CBRE Research’s latest report, Viewpoint: New Buying Opportunities Whet Investor Appetite has shown that while new acquisition opportunities have arisen as a result of the upending of real estate fundamentals and a broader economic reset, investors will have to adopt different strategies from the past.
“As investors take on a more conservative approach, stable income flows generated by assets in gateway cities will be preferred. The continuous low interest rate environment will underpin demand for prime commercial real estate,” said Dr Henry Chin, Head of Research, APAC/EMEA.
Investors in the region are also encouraged to seek opportunities in the logistics sector, which is one of the favored institutional asset classes due to the structural shift towards e-commerce, spurring demand for additional warehousing space.
“The pandemic caused unprecedented disorder in supply chains everywhere, and uncovered flaws in traditional practices such as keeping lean inventory levels. Going forward, we expect manufacturers to keep more stock and reduce the distance between inventory and consumption points. This will translate into an uptick in warehouse demand near where consumers are,” said Dr Chin.

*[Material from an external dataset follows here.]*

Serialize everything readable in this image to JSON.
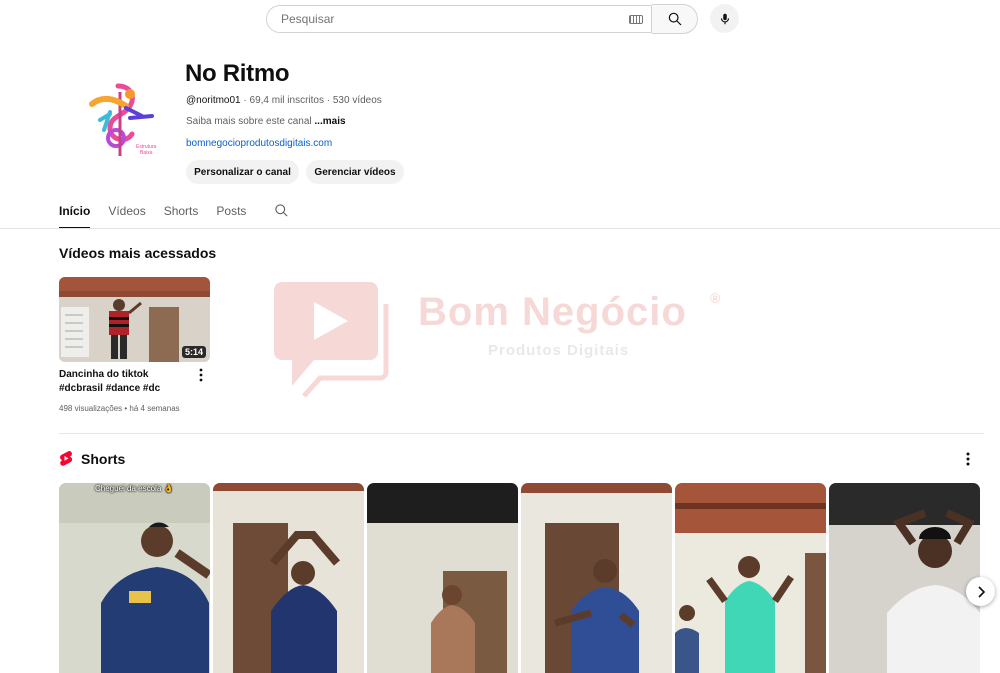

CBRE is also seeing many REITs trading at a discount to their Net Asset Value (NAV), with some retail and hotel REITs listed in Australia, Japan and Singapore priced at a NAV discount of 50 percent or more.
“While the scope for privatisation is limited, investors can still pursue platform acquisitions from office or diversified REITs, many of which are trading at 15% to 30% NAV discounts,” said CBRE Research.

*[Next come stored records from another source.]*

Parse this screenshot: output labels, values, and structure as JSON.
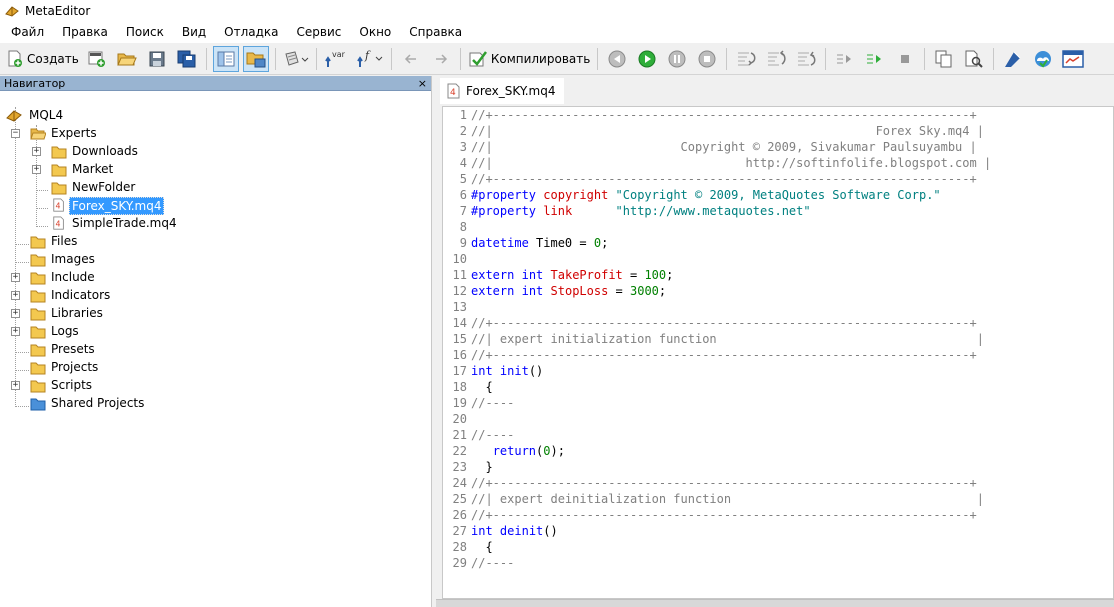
{
  "app": {
    "title": "MetaEditor"
  },
  "menu": [
    "Файл",
    "Правка",
    "Поиск",
    "Вид",
    "Отладка",
    "Сервис",
    "Окно",
    "Справка"
  ],
  "toolbar": {
    "create_label": "Создать",
    "compile_label": "Компилировать",
    "var_label": "var",
    "f_label": "f"
  },
  "navigator": {
    "title": "Навигатор",
    "close": "×",
    "root": "MQL4",
    "experts": "Experts",
    "downloads": "Downloads",
    "market": "Market",
    "newfolder": "NewFolder",
    "forex_sky": "Forex_SKY.mq4",
    "simpletrade": "SimpleTrade.mq4",
    "files": "Files",
    "images": "Images",
    "include": "Include",
    "indicators": "Indicators",
    "libraries": "Libraries",
    "logs": "Logs",
    "presets": "Presets",
    "projects": "Projects",
    "scripts": "Scripts",
    "shared_projects": "Shared Projects"
  },
  "editor": {
    "tab_label": "Forex_SKY.mq4",
    "lines": [
      [
        [
          "c-comment",
          "//+------------------------------------------------------------------+"
        ]
      ],
      [
        [
          "c-comment",
          "//|                                                     Forex Sky.mq4 |"
        ]
      ],
      [
        [
          "c-comment",
          "//|                          Copyright © 2009, Sivakumar Paulsuyambu |"
        ]
      ],
      [
        [
          "c-comment",
          "//|                                   http://softinfolife.blogspot.com |"
        ]
      ],
      [
        [
          "c-comment",
          "//+------------------------------------------------------------------+"
        ]
      ],
      [
        [
          "c-kw",
          "#property"
        ],
        [
          "",
          " "
        ],
        [
          "c-red",
          "copyright"
        ],
        [
          "",
          " "
        ],
        [
          "c-str",
          "\"Copyright © 2009, MetaQuotes Software Corp.\""
        ]
      ],
      [
        [
          "c-kw",
          "#property"
        ],
        [
          "",
          " "
        ],
        [
          "c-red",
          "link"
        ],
        [
          "",
          "      "
        ],
        [
          "c-str",
          "\"http://www.metaquotes.net\""
        ]
      ],
      [],
      [
        [
          "c-kw",
          "datetime"
        ],
        [
          "",
          " Time0 = "
        ],
        [
          "c-num",
          "0"
        ],
        [
          "",
          ";"
        ]
      ],
      [],
      [
        [
          "c-kw",
          "extern"
        ],
        [
          "",
          " "
        ],
        [
          "c-kw",
          "int"
        ],
        [
          "",
          " "
        ],
        [
          "c-red",
          "TakeProfit"
        ],
        [
          "",
          " = "
        ],
        [
          "c-num",
          "100"
        ],
        [
          "",
          ";"
        ]
      ],
      [
        [
          "c-kw",
          "extern"
        ],
        [
          "",
          " "
        ],
        [
          "c-kw",
          "int"
        ],
        [
          "",
          " "
        ],
        [
          "c-red",
          "StopLoss"
        ],
        [
          "",
          " = "
        ],
        [
          "c-num",
          "3000"
        ],
        [
          "",
          ";"
        ]
      ],
      [],
      [
        [
          "c-comment",
          "//+------------------------------------------------------------------+"
        ]
      ],
      [
        [
          "c-comment",
          "//| expert initialization function                                    |"
        ]
      ],
      [
        [
          "c-comment",
          "//+------------------------------------------------------------------+"
        ]
      ],
      [
        [
          "c-kw",
          "int"
        ],
        [
          "",
          " "
        ],
        [
          "c-kw",
          "init"
        ],
        [
          "",
          "()"
        ]
      ],
      [
        [
          "",
          "  {"
        ]
      ],
      [
        [
          "c-comment",
          "//----"
        ]
      ],
      [],
      [
        [
          "c-comment",
          "//----"
        ]
      ],
      [
        [
          "",
          "   "
        ],
        [
          "c-kw",
          "return"
        ],
        [
          "",
          "("
        ],
        [
          "c-num",
          "0"
        ],
        [
          "",
          ");"
        ]
      ],
      [
        [
          "",
          "  }"
        ]
      ],
      [
        [
          "c-comment",
          "//+------------------------------------------------------------------+"
        ]
      ],
      [
        [
          "c-comment",
          "//| expert deinitialization function                                  |"
        ]
      ],
      [
        [
          "c-comment",
          "//+------------------------------------------------------------------+"
        ]
      ],
      [
        [
          "c-kw",
          "int"
        ],
        [
          "",
          " "
        ],
        [
          "c-kw",
          "deinit"
        ],
        [
          "",
          "()"
        ]
      ],
      [
        [
          "",
          "  {"
        ]
      ],
      [
        [
          "c-comment",
          "//----"
        ]
      ]
    ]
  },
  "colors": {
    "accent": "#3399ff",
    "keyword": "#0000ff",
    "comment": "#808080",
    "string": "#008080",
    "number": "#008000"
  }
}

“Our clients are commenting on the discounts offered by REITs relative to their NAV and the physical market. Investors may acquire an equity stake in listed companies to realise an immediate discount not otherwise achieved through direct real estate transactions,” highlighted CBRE’s Head of Capital Markets, Greg Hyland.
Additionally, sale and leaseback deals accounted for 8.6 percent of Asia Pacific commercial real estate investment volume in the first five months of 2020, an increase on the 1.4 percent recorded for 2019.

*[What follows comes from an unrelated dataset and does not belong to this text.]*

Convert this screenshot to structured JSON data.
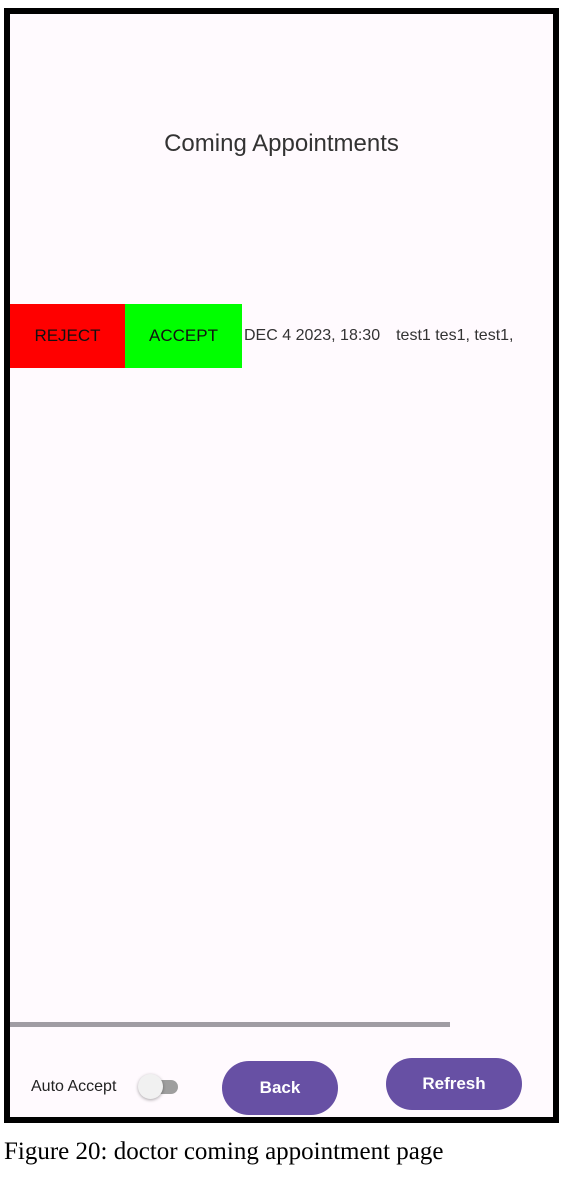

Around 20 percent of firms across various industries listed in Asia Pacific are also reported to potentially face financial constraints while real estate, energy, industrial manufacturing, retail and hospitality industries will see a higher proportion of company face liquidity pressure.
“When liquidity is at a premium, businesses may look to sell down assets to meet any near-term requirements. Despite the unprecedented support governments have provided, the economic fallout from Covid-19 should see companies increasing sale and leaseback offerings,” noted Hyland.
CBRE Research also stated that real estate debt will be a key investment channel for more seasoned investors as weaker rental projection will erode valuations, resulting in driving investors towards credit markets.
Conservative bank lenders will look to tighten the proportion of senior lending in the capital stack, creating opportunities for mezzanine financing in markets like Australia.
In Mainland China, public developers are still faced with some $137 billion of corporate bonds which will need refinancing. Meanwhile in India, delays in construction are affecting cash flows and creating demand for similar refinancing needs through additional debt.